Element data from apps and pages:
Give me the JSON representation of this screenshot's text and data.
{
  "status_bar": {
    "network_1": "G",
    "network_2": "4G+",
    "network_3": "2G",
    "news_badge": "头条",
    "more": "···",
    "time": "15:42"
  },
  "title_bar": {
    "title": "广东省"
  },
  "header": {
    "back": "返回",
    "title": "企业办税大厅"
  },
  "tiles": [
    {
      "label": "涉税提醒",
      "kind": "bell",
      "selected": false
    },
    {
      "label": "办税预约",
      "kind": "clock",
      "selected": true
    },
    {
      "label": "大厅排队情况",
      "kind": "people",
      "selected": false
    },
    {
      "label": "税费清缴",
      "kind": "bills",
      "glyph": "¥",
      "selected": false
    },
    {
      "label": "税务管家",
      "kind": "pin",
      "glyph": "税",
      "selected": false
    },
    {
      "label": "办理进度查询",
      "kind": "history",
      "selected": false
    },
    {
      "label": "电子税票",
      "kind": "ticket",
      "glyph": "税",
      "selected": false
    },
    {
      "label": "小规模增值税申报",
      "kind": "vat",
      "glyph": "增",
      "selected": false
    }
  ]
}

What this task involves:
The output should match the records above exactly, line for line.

Completed exercise:
Give me the JSON representation of this screenshot's text and data.
{
  "status_bar": {
    "network_1": "G",
    "network_2": "4G+",
    "network_3": "2G",
    "news_badge": "头条",
    "more": "···",
    "time": "15:42"
  },
  "title_bar": {
    "title": "广东省"
  },
  "header": {
    "back": "返回",
    "title": "企业办税大厅"
  },
  "tiles": [
    {
      "label": "涉税提醒",
      "kind": "bell",
      "selected": false
    },
    {
      "label": "办税预约",
      "kind": "clock",
      "selected": true
    },
    {
      "label": "大厅排队情况",
      "kind": "people",
      "selected": false
    },
    {
      "label": "税费清缴",
      "kind": "bills",
      "glyph": "¥",
      "selected": false
    },
    {
      "label": "税务管家",
      "kind": "pin",
      "glyph": "税",
      "selected": false
    },
    {
      "label": "办理进度查询",
      "kind": "history",
      "selected": false
    },
    {
      "label": "电子税票",
      "kind": "ticket",
      "glyph": "税",
      "selected": false
    },
    {
      "label": "小规模增值税申报",
      "kind": "vat",
      "glyph": "增",
      "selected": false
    }
  ]
}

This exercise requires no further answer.